# Exercise description
Search the entries for the word "JSON". Copy every line that holds it.
:::
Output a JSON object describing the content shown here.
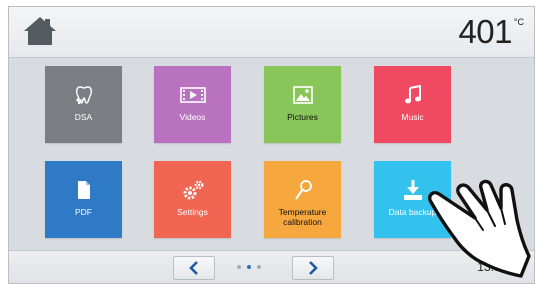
{
  "header": {
    "home_icon": "home-icon",
    "temperature": "401",
    "temperature_unit": "°C"
  },
  "tiles": [
    {
      "label": "DSA",
      "color": "#7b7f84",
      "icon": "tooth-icon"
    },
    {
      "label": "Videos",
      "color": "#b972c0",
      "icon": "film-icon"
    },
    {
      "label": "Pictures",
      "color": "#88c65a",
      "icon": "picture-icon"
    },
    {
      "label": "Music",
      "color": "#ef4a61",
      "icon": "music-note-icon"
    },
    {
      "label": "PDF",
      "color": "#2e7ac7",
      "icon": "document-icon"
    },
    {
      "label": "Settings",
      "color": "#f06652",
      "icon": "gears-icon"
    },
    {
      "label": "Temperature calibration",
      "color": "#f6a83e",
      "icon": "calibration-icon"
    },
    {
      "label": "Data backup",
      "color": "#33c2ee",
      "icon": "download-icon"
    }
  ],
  "footer": {
    "prev_icon": "chevron-left-icon",
    "next_icon": "chevron-right-icon",
    "page_dots": 3,
    "active_page": 2,
    "time": "13:59:26"
  },
  "overlay": {
    "hand_icon": "pointing-hand-icon"
  },
  "colors": {
    "accent_blue": "#2f6fb7",
    "header_bg": "#eef0f2",
    "content_bg": "#d8dce0"
  }
}
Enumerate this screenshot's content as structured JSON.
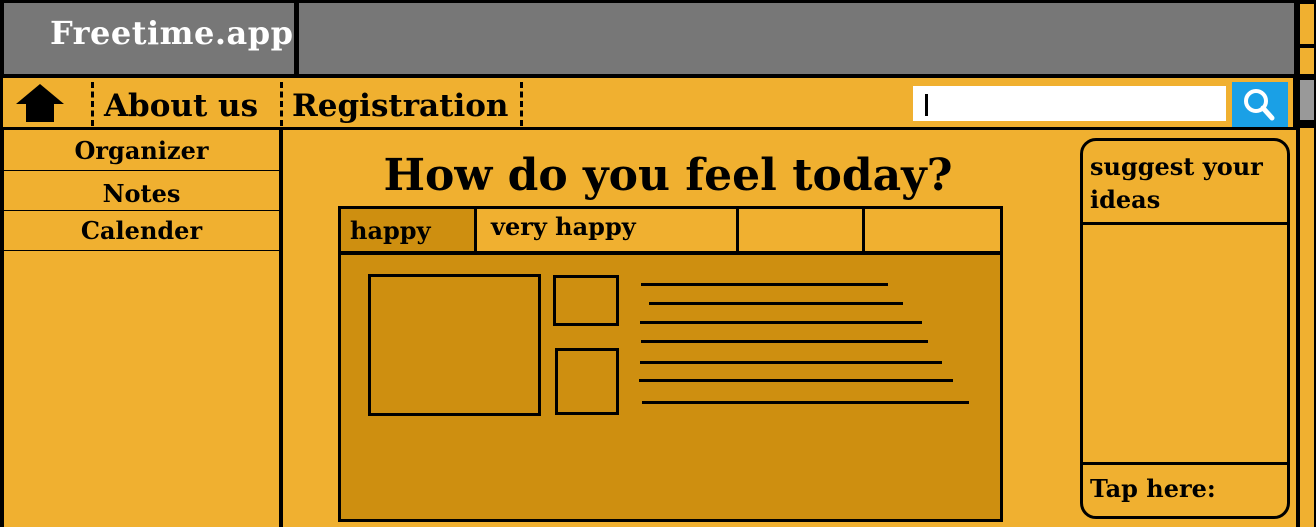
{
  "app": {
    "title": "Freetime.app"
  },
  "nav": {
    "home_icon": "home-icon",
    "items": [
      {
        "label": "About us"
      },
      {
        "label": "Registration"
      }
    ],
    "search": {
      "value": "",
      "placeholder": "",
      "icon": "search-icon"
    }
  },
  "sidebar": {
    "items": [
      {
        "label": "Organizer"
      },
      {
        "label": "Notes"
      },
      {
        "label": "Calender"
      }
    ]
  },
  "main": {
    "title": "How do you feel today?",
    "tabs": [
      {
        "label": "happy"
      },
      {
        "label": "very happy"
      },
      {
        "label": ""
      },
      {
        "label": ""
      }
    ]
  },
  "right_panel": {
    "title": "suggest your ideas",
    "footer": "Tap here:"
  },
  "colors": {
    "background": "#F0B030",
    "content": "#CE8F10",
    "title_bar": "#777777",
    "search_button": "#1AA0E6"
  }
}
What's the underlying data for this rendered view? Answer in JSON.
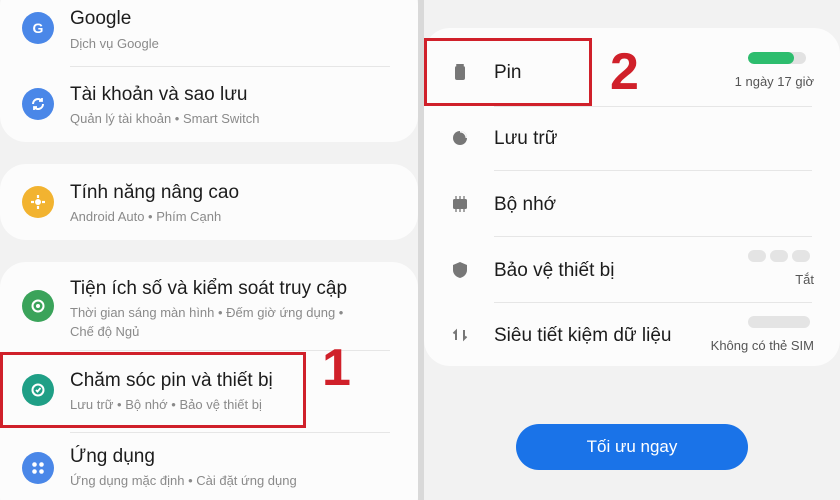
{
  "left_panel": {
    "items": [
      {
        "title": "Google",
        "subtitle": "Dịch vụ Google",
        "icon": "google-icon",
        "color": "#4a87e8"
      },
      {
        "title": "Tài khoản và sao lưu",
        "subtitle": "Quản lý tài khoản  •  Smart Switch",
        "icon": "sync-icon",
        "color": "#4a87e8"
      },
      {
        "title": "Tính năng nâng cao",
        "subtitle": "Android Auto  •  Phím Cạnh",
        "icon": "advanced-features-icon",
        "color": "#f2b330"
      },
      {
        "title": "Tiện ích số và kiểm soát truy cập",
        "subtitle": "Thời gian sáng màn hình  •  Đếm giờ ứng dụng  •  Chế độ Ngủ",
        "icon": "digital-wellbeing-icon",
        "color": "#3aa35a"
      },
      {
        "title": "Chăm sóc pin và thiết bị",
        "subtitle": "Lưu trữ  •  Bộ nhớ  •  Bảo vệ thiết bị",
        "icon": "device-care-icon",
        "color": "#1f9f86"
      },
      {
        "title": "Ứng dụng",
        "subtitle": "Ứng dụng mặc định  •  Cài đặt ứng dụng",
        "icon": "apps-icon",
        "color": "#4a87e8"
      }
    ],
    "step_label": "1"
  },
  "right_panel": {
    "items": [
      {
        "title": "Pin",
        "value": "1 ngày 17 giờ",
        "icon": "battery-icon"
      },
      {
        "title": "Lưu trữ",
        "value": "",
        "icon": "storage-icon"
      },
      {
        "title": "Bộ nhớ",
        "value": "",
        "icon": "memory-icon"
      },
      {
        "title": "Bảo vệ thiết bị",
        "value": "Tắt",
        "icon": "shield-icon"
      },
      {
        "title": "Siêu tiết kiệm dữ liệu",
        "value": "Không có thẻ SIM",
        "icon": "data-saver-icon"
      }
    ],
    "battery_level": 0.8,
    "battery_color": "#2dbd6e",
    "step_label": "2",
    "optimize_button": "Tối ưu ngay"
  },
  "accent_colors": {
    "highlight": "#d0202a",
    "button": "#1a73e8"
  }
}
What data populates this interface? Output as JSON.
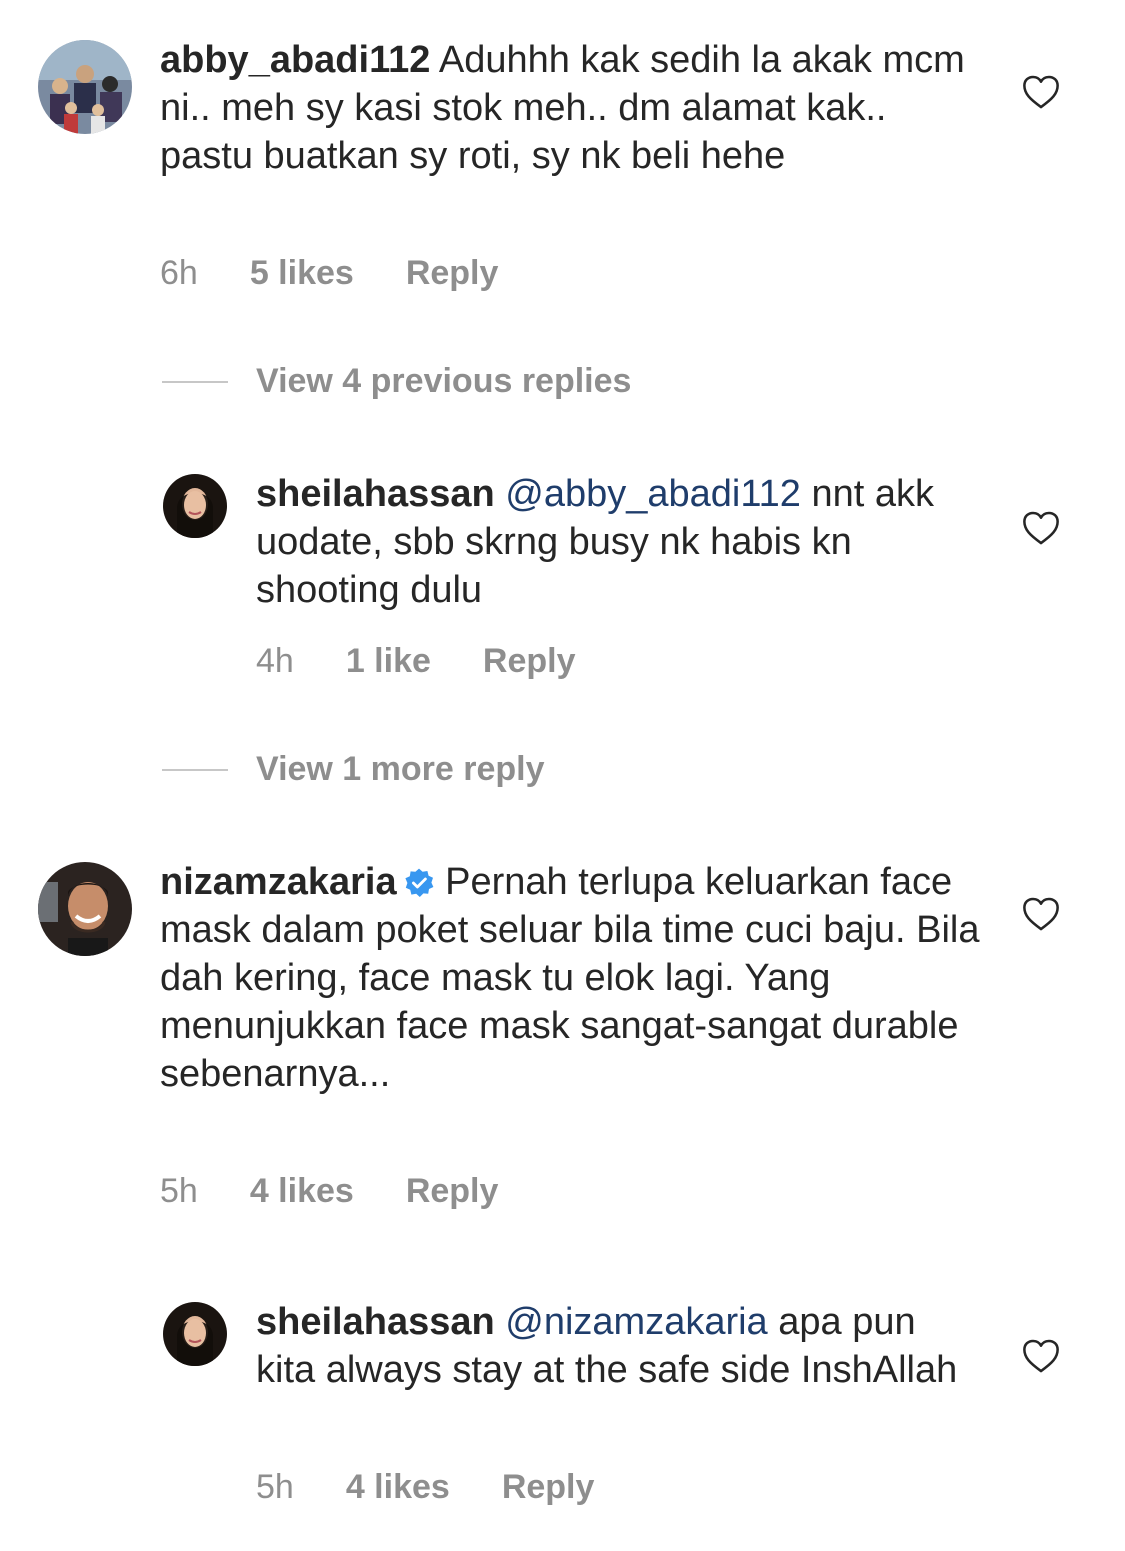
{
  "comments": [
    {
      "username": "abby_abadi112",
      "verified": false,
      "mention": "",
      "text": "Aduhhh kak sedih la akak mcm ni.. meh sy kasi stok meh.. dm alamat kak.. pastu buatkan sy roti, sy nk beli hehe",
      "time": "6h",
      "likes": "5 likes",
      "reply_label": "Reply"
    },
    {
      "username": "sheilahassan",
      "verified": false,
      "mention": "@abby_abadi112",
      "text": "nnt akk uodate, sbb skrng busy nk habis kn shooting dulu",
      "time": "4h",
      "likes": "1 like",
      "reply_label": "Reply"
    },
    {
      "username": "nizamzakaria",
      "verified": true,
      "mention": "",
      "text": "Pernah terlupa keluarkan face mask dalam poket seluar bila time cuci baju. Bila dah kering, face mask tu elok lagi. Yang menunjukkan face mask sangat-sangat durable sebenarnya...",
      "time": "5h",
      "likes": "4 likes",
      "reply_label": "Reply"
    },
    {
      "username": "sheilahassan",
      "verified": false,
      "mention": "@nizamzakaria",
      "text": "apa pun kita always stay at the safe side InshAllah",
      "time": "5h",
      "likes": "4 likes",
      "reply_label": "Reply"
    }
  ],
  "view_replies": [
    {
      "label": "View 4 previous replies"
    },
    {
      "label": "View 1 more reply"
    }
  ],
  "icons": {
    "like": "heart-outline-icon",
    "verified": "verified-badge-icon"
  },
  "colors": {
    "text": "#262626",
    "secondary": "#8e8e8e",
    "mention": "#1f3d6b",
    "verified": "#3897f0"
  }
}
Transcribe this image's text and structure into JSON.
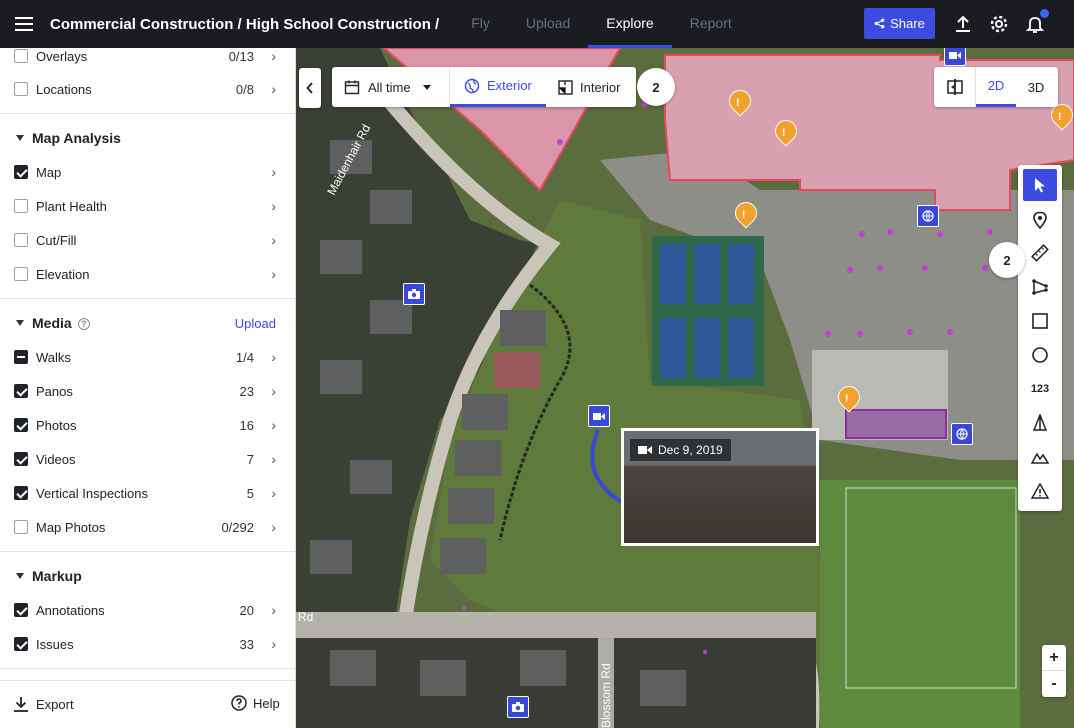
{
  "header": {
    "breadcrumb": "Commercial Construction / High School Construction /",
    "tabs": [
      {
        "label": "Fly"
      },
      {
        "label": "Upload"
      },
      {
        "label": "Explore"
      },
      {
        "label": "Report"
      }
    ],
    "share_label": "Share"
  },
  "sidebar": {
    "top_items": [
      {
        "label": "Overlays",
        "count": "0/13"
      },
      {
        "label": "Locations",
        "count": "0/8"
      }
    ],
    "map_analysis": {
      "title": "Map Analysis",
      "items": [
        {
          "label": "Map",
          "count": ""
        },
        {
          "label": "Plant Health",
          "count": ""
        },
        {
          "label": "Cut/Fill",
          "count": ""
        },
        {
          "label": "Elevation",
          "count": ""
        }
      ]
    },
    "media": {
      "title": "Media",
      "upload_label": "Upload",
      "info_glyph": "?",
      "items": [
        {
          "label": "Walks",
          "count": "1/4"
        },
        {
          "label": "Panos",
          "count": "23"
        },
        {
          "label": "Photos",
          "count": "16"
        },
        {
          "label": "Videos",
          "count": "7"
        },
        {
          "label": "Vertical Inspections",
          "count": "5"
        },
        {
          "label": "Map Photos",
          "count": "0/292"
        }
      ]
    },
    "markup": {
      "title": "Markup",
      "items": [
        {
          "label": "Annotations",
          "count": "20"
        },
        {
          "label": "Issues",
          "count": "33"
        }
      ]
    },
    "footer": {
      "export_label": "Export",
      "help_label": "Help"
    }
  },
  "map_toolbar": {
    "time_filter": "All time",
    "exterior_label": "Exterior",
    "interior_label": "Interior",
    "floor_count": "2",
    "view_2d": "2D",
    "view_3d": "3D",
    "side_badge": "2",
    "number_tool": "123",
    "zoom_in": "+",
    "zoom_out": "-"
  },
  "map": {
    "video_popup_date": "Dec 9, 2019",
    "roads": [
      {
        "label": "Maidenhair Rd"
      },
      {
        "label": "Rd"
      },
      {
        "label": "Blossom Rd"
      }
    ]
  },
  "colors": {
    "accent": "#3d4be0",
    "topbar": "#1a1c21",
    "warning": "#f2a12e",
    "building_highlight": "#e8485f"
  }
}
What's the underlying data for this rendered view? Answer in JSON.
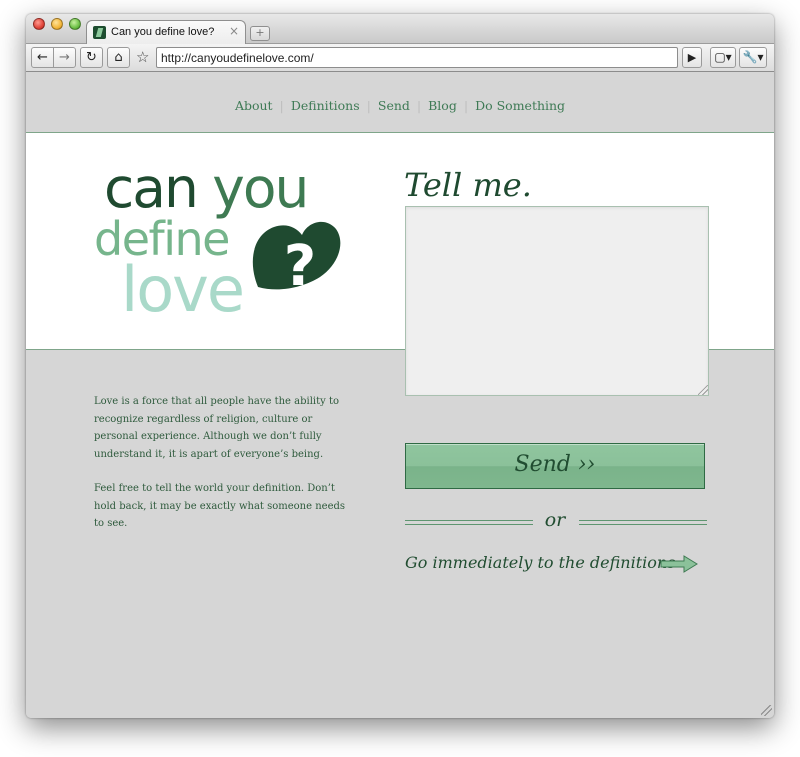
{
  "window": {
    "tab_title": "Can you define love?",
    "tab_close": "×",
    "new_tab": "+",
    "url": "http://canyoudefinelove.com/"
  },
  "toolbar": {
    "back": "←",
    "forward": "→",
    "reload": "↻",
    "home": "⌂",
    "bookmark": "☆",
    "go": "▶",
    "page_menu": "▢▾",
    "wrench_menu": "🔧▾"
  },
  "nav": {
    "items": [
      {
        "label": "About"
      },
      {
        "label": "Definitions"
      },
      {
        "label": "Send"
      },
      {
        "label": "Blog"
      },
      {
        "label": "Do Something"
      }
    ]
  },
  "logo": {
    "can": "can",
    "you": "you",
    "define": "define",
    "love": "love",
    "heart_mark": "?"
  },
  "form": {
    "heading": "Tell me.",
    "textarea_value": "",
    "send_label": "Send ››",
    "or_label": "or",
    "definitions_link": "Go immediately to the definitions"
  },
  "intro": {
    "paragraph1": "Love is a force that all people have the ability to recognize regardless of religion, culture or personal experience. Although we don’t fully understand it, it is apart of everyone’s being.",
    "paragraph2": "Feel free to tell the world your definition. Don’t hold back, it may be exactly what someone needs to see."
  },
  "colors": {
    "dark_green": "#1f4a30",
    "mid_green": "#3e7a52",
    "light_green": "#76b58c",
    "mint": "#a9d9c9",
    "button_green": "#8bc19a",
    "page_gray": "#d6d6d6"
  }
}
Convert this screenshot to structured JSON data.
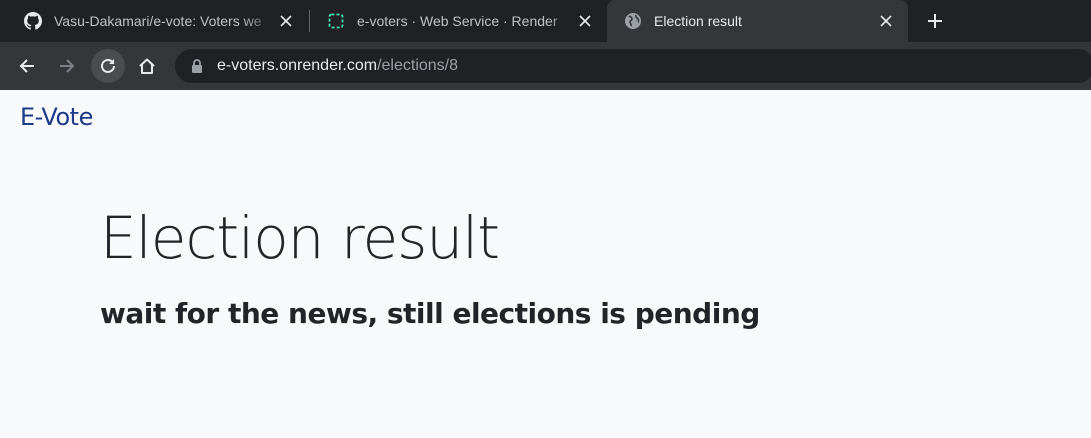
{
  "tabs": [
    {
      "title": "Vasu-Dakamari/e-vote: Voters we",
      "icon": "github-icon",
      "active": false
    },
    {
      "title": "e-voters · Web Service · Render",
      "icon": "render-icon",
      "active": false
    },
    {
      "title": "Election result",
      "icon": "globe-icon",
      "active": true
    }
  ],
  "address_bar": {
    "host": "e-voters.onrender.com",
    "path": "/elections/8"
  },
  "page": {
    "brand": "E-Vote",
    "title": "Election result",
    "message": "wait for the news, still elections is pending"
  },
  "colors": {
    "tabstrip_bg": "#202124",
    "toolbar_bg": "#35363a",
    "brand": "#1e3a8a",
    "render_icon": "#46e3b7",
    "page_bg": "#f8f9fa"
  }
}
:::
# Result
Output a JSON object describing the content shown here.
Enumerate this screenshot's content as structured JSON.
What's the underlying data for this rendered view? Answer in JSON.
What data populates this interface? Output as JSON.
Transcribe this image's text and structure into JSON.
What's the underlying data for this rendered view? Answer in JSON.
Convert this screenshot to structured JSON data.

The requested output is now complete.